Now, from everything you’ve said, it sounds like Chris isn’t one to be particularly genuine or open. But it also doesn’t sound like she’s abusive or causing serious harm to anyone in your crew. If you get the sense that Chris will use a one-on-one meeting to be spiteful or cruel to you or manipulate you into seeing her as the victim at the expense of your own true feelings, then a lot of this advice doesn’t apply, and step one (Talk To Your Friends) will be much more important. But if Chris is a garden-variety ego queen who lacks self-awareness but genuinely wants to have friends, this method is the best way to eliminate drama and maybe get closer to a livable situation. Even if she doesn’t engage or care about your effort, you have done your due diligence. And I can tell, dear Opal, that it is important to you to be kind. This is the kindest possible way to engage with Chris. It’s ultimately much kinder than ignoring the problem, dragging Chris out to events where she hates being with people who don’t like being with her, and letting yourself get so frustrated that you can never look Chris in the face again.
Once you try to communicate honestly with all your friends (including Chris), you get to decide how much you want to engage with Chris going forward. I think your instinct to extend her the exact same invitation everyone else gets is a good one. I’m sure your extra effort feeds her ego, but it’s not fair to you and obviously hasn’t fixed the problem. And if after all this Chris stays part of your group, I hope y’all can be honest with her about her behavior on a case by case basis. Call her out for meanness, drama or inappropriate and manipulative mood swings when they happen just as you would any other friend. Tip-toeing around her gives her more power, and it’s not fair to the group. If this makes her want to leave or makes her less likely to show up, that’s her choice and it’s not your responsibility.
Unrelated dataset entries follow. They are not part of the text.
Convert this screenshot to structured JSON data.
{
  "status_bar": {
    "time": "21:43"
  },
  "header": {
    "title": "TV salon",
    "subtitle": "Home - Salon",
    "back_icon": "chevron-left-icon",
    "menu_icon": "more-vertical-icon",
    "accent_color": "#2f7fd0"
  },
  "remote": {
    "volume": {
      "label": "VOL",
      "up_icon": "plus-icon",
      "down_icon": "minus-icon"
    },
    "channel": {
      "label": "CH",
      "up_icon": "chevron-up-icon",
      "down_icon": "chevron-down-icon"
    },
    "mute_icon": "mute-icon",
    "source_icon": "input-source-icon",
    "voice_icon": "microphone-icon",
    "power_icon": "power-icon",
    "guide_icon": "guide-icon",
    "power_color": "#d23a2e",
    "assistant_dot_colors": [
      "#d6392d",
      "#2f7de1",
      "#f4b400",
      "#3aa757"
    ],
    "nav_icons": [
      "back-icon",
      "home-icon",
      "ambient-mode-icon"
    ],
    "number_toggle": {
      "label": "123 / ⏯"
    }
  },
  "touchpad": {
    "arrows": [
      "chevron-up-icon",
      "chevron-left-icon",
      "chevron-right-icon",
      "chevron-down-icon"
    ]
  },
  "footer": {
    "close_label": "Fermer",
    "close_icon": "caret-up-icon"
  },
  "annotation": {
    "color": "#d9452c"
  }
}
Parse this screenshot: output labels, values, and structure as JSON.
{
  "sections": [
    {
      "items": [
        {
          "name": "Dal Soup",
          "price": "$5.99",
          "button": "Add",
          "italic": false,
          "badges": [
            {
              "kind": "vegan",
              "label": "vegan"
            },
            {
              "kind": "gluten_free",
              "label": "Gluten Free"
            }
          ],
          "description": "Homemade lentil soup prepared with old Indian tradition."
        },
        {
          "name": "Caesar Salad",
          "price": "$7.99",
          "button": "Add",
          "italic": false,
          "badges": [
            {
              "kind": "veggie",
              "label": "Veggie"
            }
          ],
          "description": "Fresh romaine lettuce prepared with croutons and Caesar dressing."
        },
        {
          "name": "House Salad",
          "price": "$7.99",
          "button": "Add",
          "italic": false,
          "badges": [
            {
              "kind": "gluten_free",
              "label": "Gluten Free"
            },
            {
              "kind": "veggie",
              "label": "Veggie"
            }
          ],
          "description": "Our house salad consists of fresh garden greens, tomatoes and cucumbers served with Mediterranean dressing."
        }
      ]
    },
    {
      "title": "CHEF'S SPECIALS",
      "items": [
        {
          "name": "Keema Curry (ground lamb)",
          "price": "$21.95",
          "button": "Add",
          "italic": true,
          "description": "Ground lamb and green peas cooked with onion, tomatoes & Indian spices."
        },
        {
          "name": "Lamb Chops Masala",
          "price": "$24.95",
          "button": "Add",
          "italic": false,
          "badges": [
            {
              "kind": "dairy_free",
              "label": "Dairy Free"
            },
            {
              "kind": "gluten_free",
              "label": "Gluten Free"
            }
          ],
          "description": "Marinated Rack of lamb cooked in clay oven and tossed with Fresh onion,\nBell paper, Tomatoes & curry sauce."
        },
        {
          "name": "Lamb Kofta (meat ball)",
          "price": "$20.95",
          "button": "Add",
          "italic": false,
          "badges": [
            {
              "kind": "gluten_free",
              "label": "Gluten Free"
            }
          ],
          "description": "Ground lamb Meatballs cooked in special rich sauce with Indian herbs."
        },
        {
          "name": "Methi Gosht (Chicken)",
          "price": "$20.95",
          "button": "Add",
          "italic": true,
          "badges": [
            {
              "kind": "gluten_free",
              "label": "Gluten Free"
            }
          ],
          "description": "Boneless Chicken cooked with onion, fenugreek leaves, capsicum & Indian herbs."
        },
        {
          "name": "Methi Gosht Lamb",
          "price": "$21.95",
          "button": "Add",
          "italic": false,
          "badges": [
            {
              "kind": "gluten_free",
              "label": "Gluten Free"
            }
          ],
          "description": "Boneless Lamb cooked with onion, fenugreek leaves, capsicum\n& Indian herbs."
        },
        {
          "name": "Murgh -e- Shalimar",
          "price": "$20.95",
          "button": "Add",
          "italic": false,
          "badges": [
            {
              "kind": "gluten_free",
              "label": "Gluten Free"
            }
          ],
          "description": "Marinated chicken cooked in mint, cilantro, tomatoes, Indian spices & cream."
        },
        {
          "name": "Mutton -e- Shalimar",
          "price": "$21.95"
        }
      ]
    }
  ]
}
And if your genuine effort to smooth things over and make the group space more comfortable for Chris and the rest of your friends blows up and Chris stops being friends with you, that says way more about her than about you. Chris may not even be willing to meet with you, or she may throw your effort in your face when you do meet. That in itself is a kind of answer.
One last thing — Chris probably should be in therapy! Honestly, everyone should be in therapy. It should be free and we should get a tax deduction for being in therapy. But it doesn’t sound like your friendship with her is in a place where she would be able to hear you if you started suggesting she make that kind of change to her life. All the Chrises of the world reading this: Go to therapy and drink more water.
Best of luck, Opal, and happy gal pal-ing.